A conceptual model introduced by Prof. Dr. Rea, a leading figure in environmental medicine in North America, offers a vivid analogy to understand the impact of these exposures on health. He likens the body’s total burden of harmful exposure to a barrel. This “barrel” can only hold so much before it overflows, a metaphor for the point at which the cumulative load of various toxins triggers the onset of disease. This model highlights that the capacity to withstand environmental stressors varies significantly among individuals, with vulnerable populations such as infants, children, pregnant women, the chronically ill, and the elderly reaching their tipping points more swiftly than others.

The message here is both a caution and a call to action. Environmental protection, as daunting as it may seem, begins in the sanctity of our homes. It’s within these personal spaces that we encounter numerous stress factors, more so than in outdoor environments. Recognizing our homes as our “third skin,” it becomes apparent that safeguarding our immediate surroundings, particularly our bedrooms, is not just a matter of personal health but a profound responsibility.

This perspective empowers individuals to take proactive steps toward reducing their environmental health risks. By making informed choices about the materials and products we bring into our homes, minimizing our exposure to electro pollution, and ensuring proper ventilation, we can significantly mitigate the cumulative burden of toxins. Adopting such measures isn’t merely about averting potential health issues; it’s about embracing a lifestyle that prioritizes well-being, sustainability, and resilience. In doing so, we not only protect ourselves and our loved ones but also contribute to the broader imperative of environmental stewardship, fostering a healthier, more sustainable world for future generations.

Building biology is all about healthy buildings and natural living spaces. A living space low in risk factors, but promoting life, vitality, and regeneration. Building biology. A young science. It is emerging rather late. Is it too late? Many answers have already been found. Many questions are still open, and more questions have not even been asked yet. I look back at many years of experience and many building biology assessments. Many people could find help. Many afflictions did disappear when homemade environmental stress caused by electromagnetic fields, radioactive radiation, toxic, microbiological, or indoor air quality factors was removed. Many patients and medical doctors are thrilled. Me too

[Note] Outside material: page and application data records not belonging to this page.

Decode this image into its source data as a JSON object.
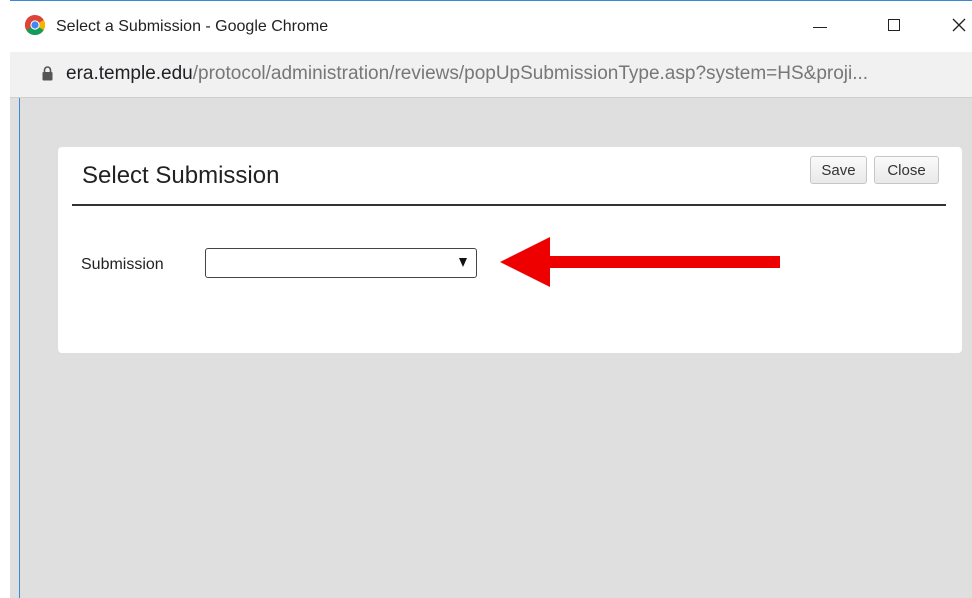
{
  "window": {
    "title": "Select a Submission - Google Chrome"
  },
  "address": {
    "domain": "era.temple.edu",
    "path": "/protocol/administration/reviews/popUpSubmissionType.asp?system=HS&proji..."
  },
  "dialog": {
    "title": "Select Submission",
    "save_label": "Save",
    "close_label": "Close",
    "field_label": "Submission",
    "select_value": ""
  },
  "colors": {
    "arrow": "#ee0000",
    "window_border": "#3c88d6",
    "content_bg": "#dfdfdf"
  },
  "icons": {
    "browser": "chrome-logo-icon",
    "lock": "lock-icon",
    "minimize": "minimize-icon",
    "maximize": "maximize-icon",
    "close": "close-icon",
    "dropdown": "dropdown-arrow-icon",
    "annotation": "red-arrow-annotation"
  }
}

Where is science in all this? Burning tax dollars to “prove” that harmful exposure cannot do any harm? Where is research done independently, free of economic and political interests? Who still wants to know the truth? Science is reduced to helping industry and claims to be the leading standard. We put an unshakable faith in the all-knowing sciences: At the most, science knows more than one percent—not more than that. Science does not know yet why cancer develops—being number one cause of death by now—or MS or other autoimmune diseases. Science does not know why humans fall in love with each other, why wild geese migrate south and eels to the Sargasso Sea near the Caribbean Sea. Science has no clue how the endless, sneaky, destructive, even criminal exploitation caused by human activity can be controlled, mastered, not to mention stopped. Where are the politicians? They hide behind the all-powerful and yet so powerless science and cover up the greed of industry with inhumane regulations not worthy of nature. Is economic growth allowed to be the only goal? For how long and in which direction is the economy supposed to grow? And at what cost?

Artificialy is not a replacement for biological. Culture is not a replacement for nature. Having is not a replacement for being. Talking is not a replacement for acting. Knowledge is not a replacement for wisdom. Intellect is not a replacement for intelligence. Progress does not justify self-indulgence. Fashion is not an excuse for excess. Power is not a license for exploitation. Money is not a guarantor of happiness. And ignorance does not protect against consequences.      —Wolfgang Maes—